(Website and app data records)
——————

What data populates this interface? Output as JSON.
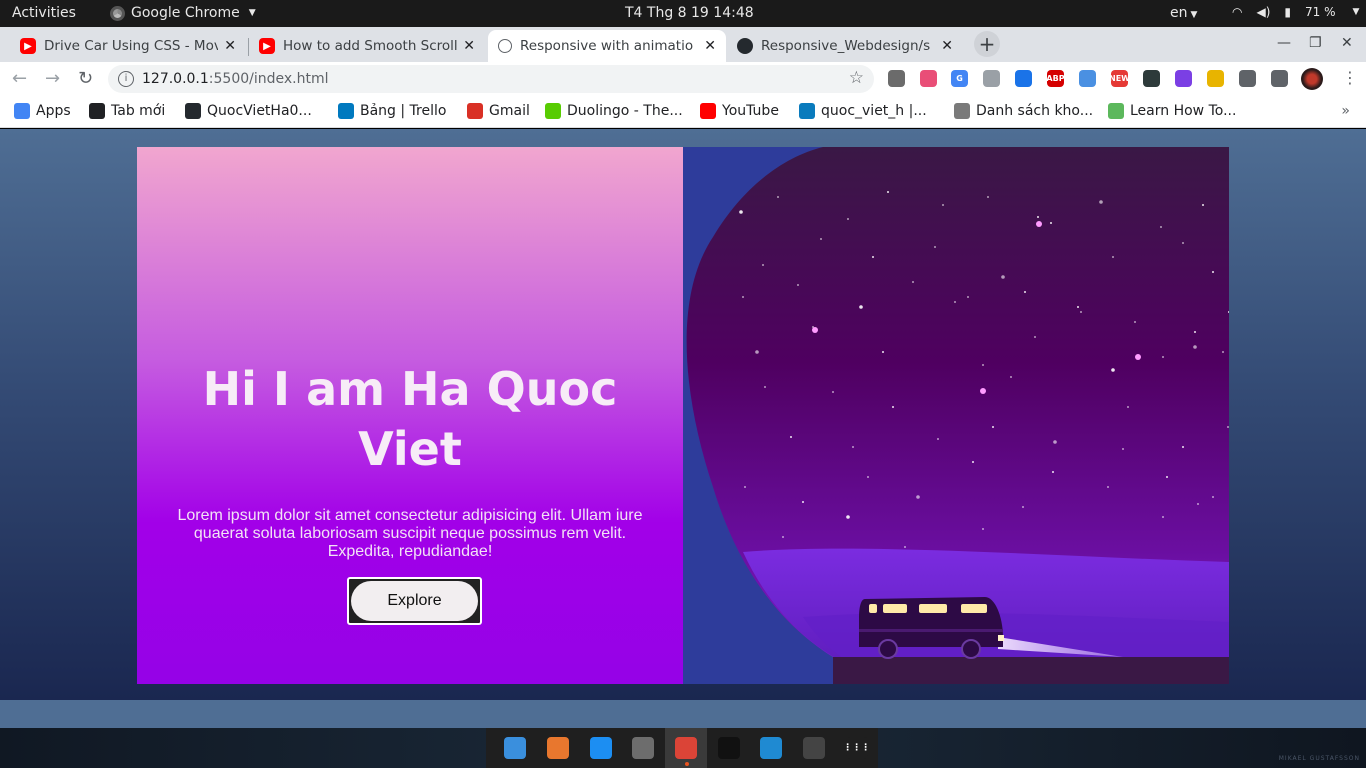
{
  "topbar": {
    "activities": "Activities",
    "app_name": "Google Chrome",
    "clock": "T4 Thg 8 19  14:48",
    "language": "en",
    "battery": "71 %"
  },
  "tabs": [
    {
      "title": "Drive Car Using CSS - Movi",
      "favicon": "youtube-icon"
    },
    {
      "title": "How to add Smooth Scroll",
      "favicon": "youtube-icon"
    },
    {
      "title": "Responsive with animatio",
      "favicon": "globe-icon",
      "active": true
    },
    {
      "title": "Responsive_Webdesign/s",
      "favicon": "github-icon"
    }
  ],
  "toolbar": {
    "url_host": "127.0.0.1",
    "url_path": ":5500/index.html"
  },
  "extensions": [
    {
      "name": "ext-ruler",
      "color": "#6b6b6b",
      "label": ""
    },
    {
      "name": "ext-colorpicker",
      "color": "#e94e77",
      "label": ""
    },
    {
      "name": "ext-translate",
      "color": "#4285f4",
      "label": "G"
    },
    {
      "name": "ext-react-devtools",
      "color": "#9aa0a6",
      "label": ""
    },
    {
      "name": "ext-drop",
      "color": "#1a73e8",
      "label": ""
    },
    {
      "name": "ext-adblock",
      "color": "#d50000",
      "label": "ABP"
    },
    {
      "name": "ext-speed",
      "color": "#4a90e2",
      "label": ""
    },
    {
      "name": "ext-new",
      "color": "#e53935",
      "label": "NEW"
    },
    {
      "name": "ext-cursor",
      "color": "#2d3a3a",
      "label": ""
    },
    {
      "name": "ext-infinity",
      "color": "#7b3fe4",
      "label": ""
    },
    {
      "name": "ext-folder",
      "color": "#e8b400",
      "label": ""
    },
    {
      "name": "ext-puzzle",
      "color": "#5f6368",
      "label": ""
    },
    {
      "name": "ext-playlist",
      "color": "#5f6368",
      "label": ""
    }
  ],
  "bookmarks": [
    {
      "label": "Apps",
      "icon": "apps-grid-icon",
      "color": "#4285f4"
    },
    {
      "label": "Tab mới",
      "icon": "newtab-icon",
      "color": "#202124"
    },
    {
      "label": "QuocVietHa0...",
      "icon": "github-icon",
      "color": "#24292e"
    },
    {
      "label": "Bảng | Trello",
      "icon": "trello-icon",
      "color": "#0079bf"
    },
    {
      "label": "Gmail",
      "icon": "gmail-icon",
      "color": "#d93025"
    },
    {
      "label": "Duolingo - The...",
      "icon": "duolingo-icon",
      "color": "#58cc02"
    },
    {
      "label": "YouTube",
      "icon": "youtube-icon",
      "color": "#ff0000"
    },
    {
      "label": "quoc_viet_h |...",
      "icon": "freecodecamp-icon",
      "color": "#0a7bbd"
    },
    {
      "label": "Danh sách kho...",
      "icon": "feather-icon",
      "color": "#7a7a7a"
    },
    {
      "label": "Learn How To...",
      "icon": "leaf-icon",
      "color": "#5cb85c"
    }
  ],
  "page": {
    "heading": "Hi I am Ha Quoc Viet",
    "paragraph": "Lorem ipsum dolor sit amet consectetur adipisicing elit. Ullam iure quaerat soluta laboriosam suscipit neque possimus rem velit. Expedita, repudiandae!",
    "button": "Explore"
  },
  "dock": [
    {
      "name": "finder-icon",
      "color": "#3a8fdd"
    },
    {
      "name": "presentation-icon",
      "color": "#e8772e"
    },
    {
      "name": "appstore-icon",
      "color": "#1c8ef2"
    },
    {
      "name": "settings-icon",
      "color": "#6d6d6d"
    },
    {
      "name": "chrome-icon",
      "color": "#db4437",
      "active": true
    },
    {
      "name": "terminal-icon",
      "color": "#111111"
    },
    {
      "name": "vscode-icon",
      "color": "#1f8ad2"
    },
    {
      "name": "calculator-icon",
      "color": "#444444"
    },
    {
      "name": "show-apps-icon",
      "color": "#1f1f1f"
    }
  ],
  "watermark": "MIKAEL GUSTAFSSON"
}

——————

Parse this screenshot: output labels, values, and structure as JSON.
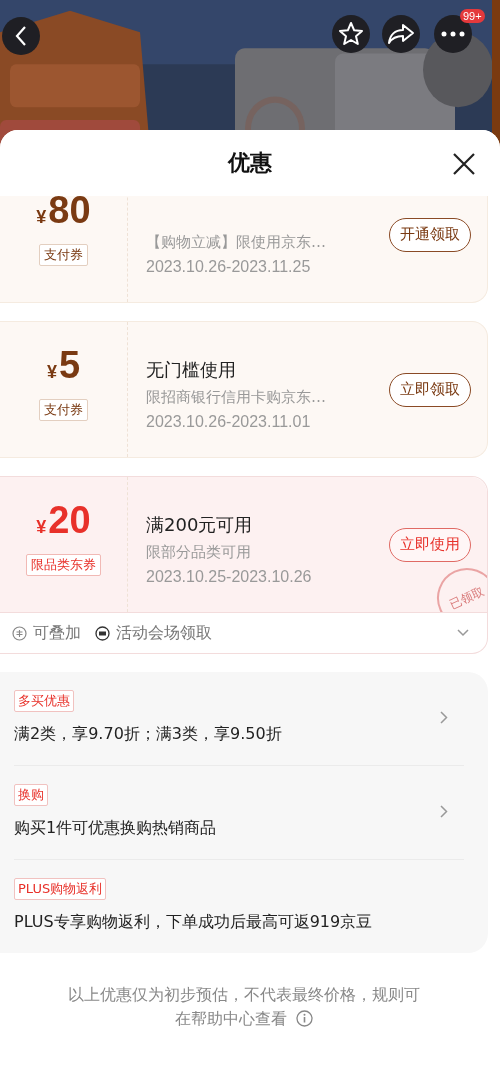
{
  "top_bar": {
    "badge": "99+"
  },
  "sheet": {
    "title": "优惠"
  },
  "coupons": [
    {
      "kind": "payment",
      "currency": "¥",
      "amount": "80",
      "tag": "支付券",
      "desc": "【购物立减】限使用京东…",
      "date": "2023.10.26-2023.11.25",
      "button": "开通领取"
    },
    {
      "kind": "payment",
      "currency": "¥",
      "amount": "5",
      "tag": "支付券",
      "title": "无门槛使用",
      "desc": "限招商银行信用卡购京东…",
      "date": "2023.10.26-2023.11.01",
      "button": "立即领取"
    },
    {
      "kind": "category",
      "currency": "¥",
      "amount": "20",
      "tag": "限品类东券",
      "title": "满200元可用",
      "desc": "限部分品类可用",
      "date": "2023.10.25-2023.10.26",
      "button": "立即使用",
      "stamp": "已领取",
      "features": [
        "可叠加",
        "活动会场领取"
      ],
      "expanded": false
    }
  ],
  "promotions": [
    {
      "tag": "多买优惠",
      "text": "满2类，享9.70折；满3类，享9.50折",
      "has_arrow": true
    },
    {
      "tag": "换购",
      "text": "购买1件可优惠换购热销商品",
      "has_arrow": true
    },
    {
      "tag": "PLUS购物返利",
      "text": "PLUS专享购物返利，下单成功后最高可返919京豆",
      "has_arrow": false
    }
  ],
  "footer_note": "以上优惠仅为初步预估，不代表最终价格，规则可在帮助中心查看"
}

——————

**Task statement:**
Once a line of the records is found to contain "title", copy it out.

**Result of this exercise:**
      "title": "Drive Car Using CSS - Movi",
      "title": "How to add Smooth Scroll",
      "title": "Responsive with animatio",
      "title": "Responsive_Webdesign/s",
    "title": "优惠"
      "title": "无门槛使用",
      "title": "满200元可用",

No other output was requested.